Your objective: Your output must reproduce all the records below precisely and contain no pictures.
Data supplied Block Start
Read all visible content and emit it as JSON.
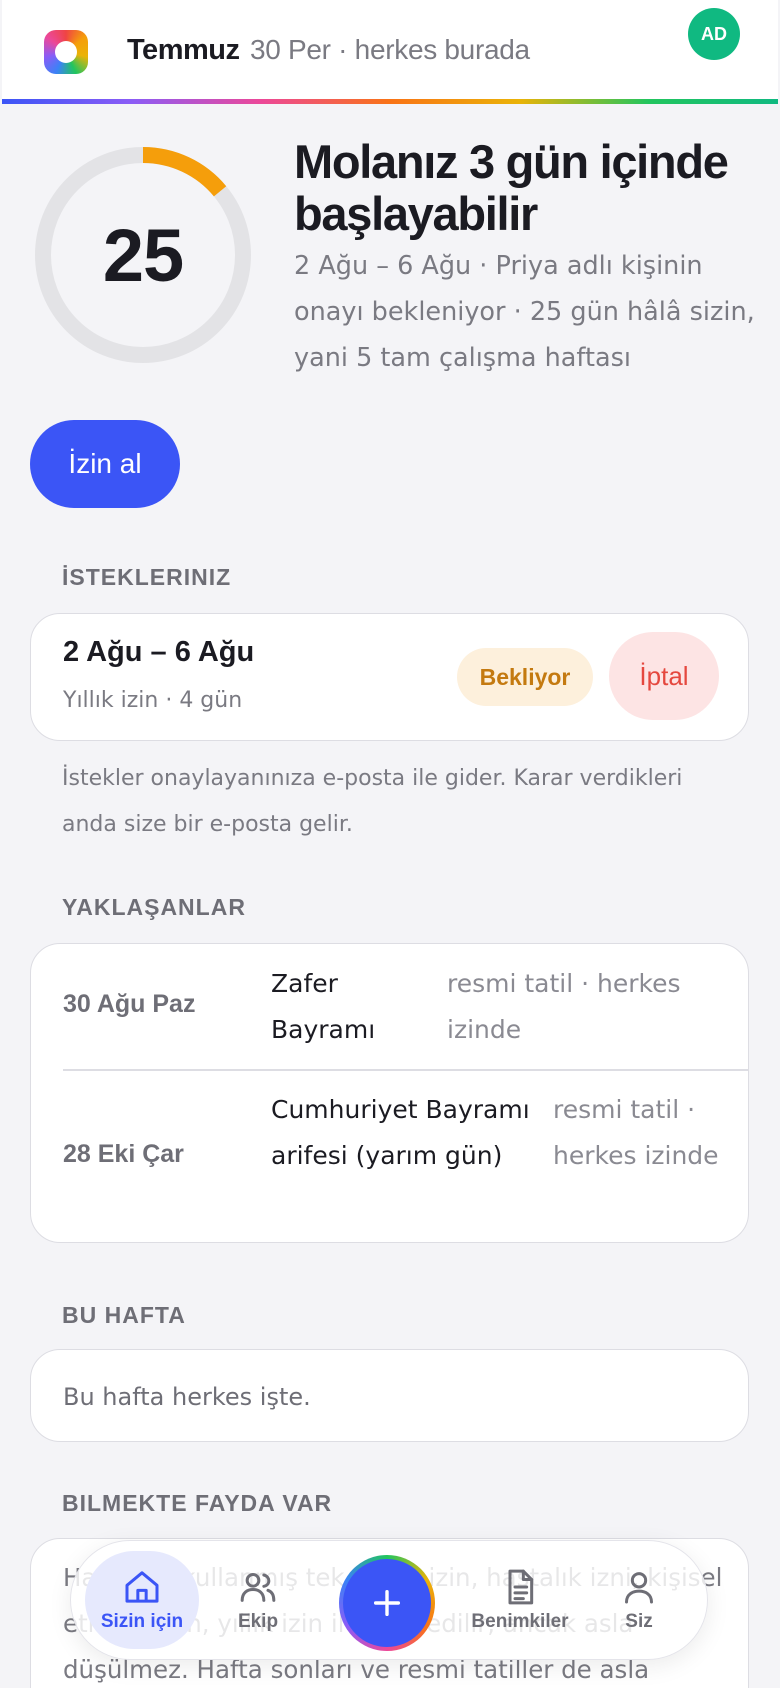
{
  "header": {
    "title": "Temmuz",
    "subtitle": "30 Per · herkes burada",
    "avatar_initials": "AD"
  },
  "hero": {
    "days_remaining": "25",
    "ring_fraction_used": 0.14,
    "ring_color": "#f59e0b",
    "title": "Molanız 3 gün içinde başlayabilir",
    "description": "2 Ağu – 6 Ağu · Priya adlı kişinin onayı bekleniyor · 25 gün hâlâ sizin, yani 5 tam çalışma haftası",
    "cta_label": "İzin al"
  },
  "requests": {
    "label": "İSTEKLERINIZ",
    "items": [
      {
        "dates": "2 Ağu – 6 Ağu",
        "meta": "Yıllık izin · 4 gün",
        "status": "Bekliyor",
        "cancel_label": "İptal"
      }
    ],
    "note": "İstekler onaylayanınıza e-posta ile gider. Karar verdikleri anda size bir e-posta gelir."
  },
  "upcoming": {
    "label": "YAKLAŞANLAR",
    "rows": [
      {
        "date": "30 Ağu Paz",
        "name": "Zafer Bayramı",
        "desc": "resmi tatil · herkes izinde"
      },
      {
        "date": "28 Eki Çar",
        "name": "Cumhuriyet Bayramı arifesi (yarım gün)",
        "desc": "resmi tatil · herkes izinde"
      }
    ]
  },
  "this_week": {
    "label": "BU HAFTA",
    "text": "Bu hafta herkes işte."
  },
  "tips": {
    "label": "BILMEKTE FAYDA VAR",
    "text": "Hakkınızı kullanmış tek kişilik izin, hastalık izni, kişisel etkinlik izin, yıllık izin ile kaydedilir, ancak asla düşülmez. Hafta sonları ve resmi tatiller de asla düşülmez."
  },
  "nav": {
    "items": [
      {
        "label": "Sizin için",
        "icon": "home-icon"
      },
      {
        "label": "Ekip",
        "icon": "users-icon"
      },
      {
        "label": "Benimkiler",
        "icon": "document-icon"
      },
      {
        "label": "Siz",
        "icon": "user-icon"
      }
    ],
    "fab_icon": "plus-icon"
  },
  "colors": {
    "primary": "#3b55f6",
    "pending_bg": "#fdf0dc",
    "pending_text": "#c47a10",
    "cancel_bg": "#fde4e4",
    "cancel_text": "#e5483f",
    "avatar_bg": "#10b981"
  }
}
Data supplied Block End
Task solution:
Read all visible content and emit it as JSON.
{
  "header": {
    "title": "Temmuz",
    "subtitle": "30 Per · herkes burada",
    "avatar_initials": "AD"
  },
  "hero": {
    "days_remaining": "25",
    "ring_fraction_used": 0.14,
    "ring_color": "#f59e0b",
    "title": "Molanız 3 gün içinde başlayabilir",
    "description": "2 Ağu – 6 Ağu · Priya adlı kişinin onayı bekleniyor · 25 gün hâlâ sizin, yani 5 tam çalışma haftası",
    "cta_label": "İzin al"
  },
  "requests": {
    "label": "İSTEKLERINIZ",
    "items": [
      {
        "dates": "2 Ağu – 6 Ağu",
        "meta": "Yıllık izin · 4 gün",
        "status": "Bekliyor",
        "cancel_label": "İptal"
      }
    ],
    "note": "İstekler onaylayanınıza e-posta ile gider. Karar verdikleri anda size bir e-posta gelir."
  },
  "upcoming": {
    "label": "YAKLAŞANLAR",
    "rows": [
      {
        "date": "30 Ağu Paz",
        "name": "Zafer Bayramı",
        "desc": "resmi tatil · herkes izinde"
      },
      {
        "date": "28 Eki Çar",
        "name": "Cumhuriyet Bayramı arifesi (yarım gün)",
        "desc": "resmi tatil · herkes izinde"
      }
    ]
  },
  "this_week": {
    "label": "BU HAFTA",
    "text": "Bu hafta herkes işte."
  },
  "tips": {
    "label": "BILMEKTE FAYDA VAR",
    "text": "Hakkınızı kullanmış tek kişilik izin, hastalık izni, kişisel etkinlik izin, yıllık izin ile kaydedilir, ancak asla düşülmez. Hafta sonları ve resmi tatiller de asla düşülmez."
  },
  "nav": {
    "items": [
      {
        "label": "Sizin için",
        "icon": "home-icon"
      },
      {
        "label": "Ekip",
        "icon": "users-icon"
      },
      {
        "label": "Benimkiler",
        "icon": "document-icon"
      },
      {
        "label": "Siz",
        "icon": "user-icon"
      }
    ],
    "fab_icon": "plus-icon"
  },
  "colors": {
    "primary": "#3b55f6",
    "pending_bg": "#fdf0dc",
    "pending_text": "#c47a10",
    "cancel_bg": "#fde4e4",
    "cancel_text": "#e5483f",
    "avatar_bg": "#10b981"
  }
}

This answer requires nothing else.